Directions for this task - Scan the entries below and give the number of lines containing "role", with no accompanying words.

[Data about app and page elements]
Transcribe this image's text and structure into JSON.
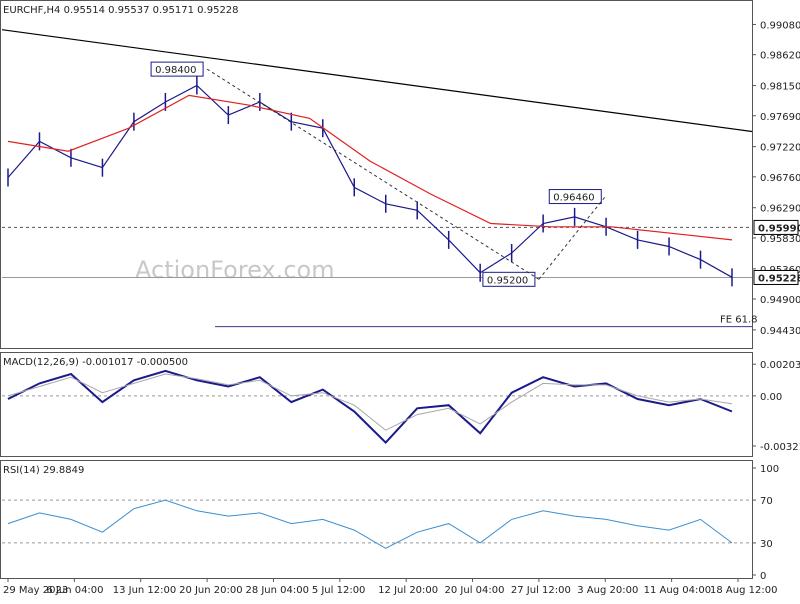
{
  "chart_data": [
    {
      "panel": "price",
      "type": "line",
      "header": "EURCHF,H4  0.95514 0.95537 0.95171 0.95228",
      "watermark": "ActionForex.com",
      "ylim": [
        0.942,
        0.993
      ],
      "y_ticks": [
        "0.99080",
        "0.98620",
        "0.98150",
        "0.97690",
        "0.97220",
        "0.96760",
        "0.96290",
        "0.95830",
        "0.95360",
        "0.94900",
        "0.94430"
      ],
      "x_labels": [
        "29 May 2023",
        "6 Jun 04:00",
        "13 Jun 12:00",
        "20 Jun 20:00",
        "28 Jun 04:00",
        "5 Jul 12:00",
        "12 Jul 20:00",
        "20 Jul 04:00",
        "27 Jul 12:00",
        "3 Aug 20:00",
        "11 Aug 04:00",
        "18 Aug 12:00"
      ],
      "series": [
        {
          "role": "close",
          "color": "#1a1a8c",
          "x": [
            "29 May 2023",
            "2 Jun",
            "6 Jun 04:00",
            "9 Jun",
            "13 Jun 12:00",
            "16 Jun",
            "20 Jun 20:00",
            "24 Jun",
            "28 Jun 04:00",
            "1 Jul",
            "5 Jul 12:00",
            "9 Jul",
            "12 Jul 20:00",
            "16 Jul",
            "20 Jul 04:00",
            "24 Jul",
            "27 Jul 12:00",
            "31 Jul",
            "3 Aug 20:00",
            "7 Aug",
            "11 Aug 04:00",
            "15 Aug",
            "18 Aug 12:00",
            "21 Aug"
          ],
          "values": [
            0.9675,
            0.973,
            0.9705,
            0.969,
            0.976,
            0.979,
            0.9815,
            0.977,
            0.979,
            0.976,
            0.975,
            0.966,
            0.9635,
            0.9625,
            0.958,
            0.953,
            0.956,
            0.9605,
            0.9615,
            0.96,
            0.958,
            0.957,
            0.955,
            0.9523
          ]
        },
        {
          "role": "moving-average",
          "color": "#e02020",
          "x": [
            "29 May 2023",
            "6 Jun 04:00",
            "13 Jun 12:00",
            "20 Jun 20:00",
            "28 Jun 04:00",
            "5 Jul 12:00",
            "12 Jul 20:00",
            "20 Jul 04:00",
            "27 Jul 12:00",
            "3 Aug 20:00",
            "11 Aug 04:00",
            "18 Aug 12:00",
            "21 Aug"
          ],
          "values": [
            0.973,
            0.9715,
            0.975,
            0.98,
            0.9785,
            0.9765,
            0.97,
            0.965,
            0.9605,
            0.96,
            0.96,
            0.959,
            0.958
          ]
        }
      ],
      "annotations": [
        {
          "label": "0.98400",
          "at": "20 Jun 20:00",
          "value": 0.984
        },
        {
          "label": "0.95200",
          "at": "27 Jul 12:00",
          "value": 0.952
        },
        {
          "label": "0.96460",
          "at": "3 Aug 20:00",
          "value": 0.9646
        },
        {
          "label": "0.95990",
          "value": 0.9599,
          "style": "dashed-level",
          "color": "#000000"
        },
        {
          "label": "0.95228",
          "value": 0.95228,
          "style": "current-price",
          "color": "#000000"
        },
        {
          "label": "FE 61.8",
          "value": 0.9448,
          "style": "fib-level"
        }
      ],
      "trendline": {
        "from": [
          "29 May 2023",
          0.99
        ],
        "to": [
          "21 Aug",
          0.9745
        ]
      }
    },
    {
      "panel": "macd",
      "type": "line",
      "header": "MACD(12,26,9) -0.001017 -0.000500",
      "ylim": [
        -0.0036,
        0.0023
      ],
      "y_ticks": [
        "0.002031",
        "0.00",
        "-0.003214"
      ],
      "series": [
        {
          "role": "macd",
          "color": "#1a1a8c",
          "values": [
            -0.0002,
            0.0008,
            0.0014,
            -0.0004,
            0.001,
            0.0016,
            0.001,
            0.0006,
            0.0012,
            -0.0004,
            0.0004,
            -0.001,
            -0.003,
            -0.0008,
            -0.0006,
            -0.0024,
            0.0002,
            0.0012,
            0.0006,
            0.0008,
            -0.0002,
            -0.0006,
            -0.0002,
            -0.001
          ]
        },
        {
          "role": "signal",
          "color": "#a8a8a8",
          "values": [
            0.0,
            0.0006,
            0.0012,
            0.0002,
            0.0008,
            0.0014,
            0.0011,
            0.0007,
            0.001,
            0.0,
            0.0002,
            -0.0006,
            -0.0022,
            -0.0012,
            -0.0008,
            -0.0018,
            -0.0004,
            0.0008,
            0.0007,
            0.0007,
            0.0,
            -0.0004,
            -0.0002,
            -0.0005
          ]
        }
      ]
    },
    {
      "panel": "rsi",
      "type": "line",
      "header": "RSI(14) 29.8849",
      "ylim": [
        0,
        100
      ],
      "y_ticks": [
        "100",
        "70",
        "30",
        "0"
      ],
      "levels": [
        70,
        30
      ],
      "series": [
        {
          "role": "rsi",
          "color": "#3a8fd0",
          "values": [
            48,
            58,
            52,
            40,
            62,
            70,
            60,
            55,
            58,
            48,
            52,
            42,
            25,
            40,
            48,
            30,
            52,
            60,
            55,
            52,
            46,
            42,
            52,
            30
          ]
        }
      ]
    }
  ]
}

Output - 5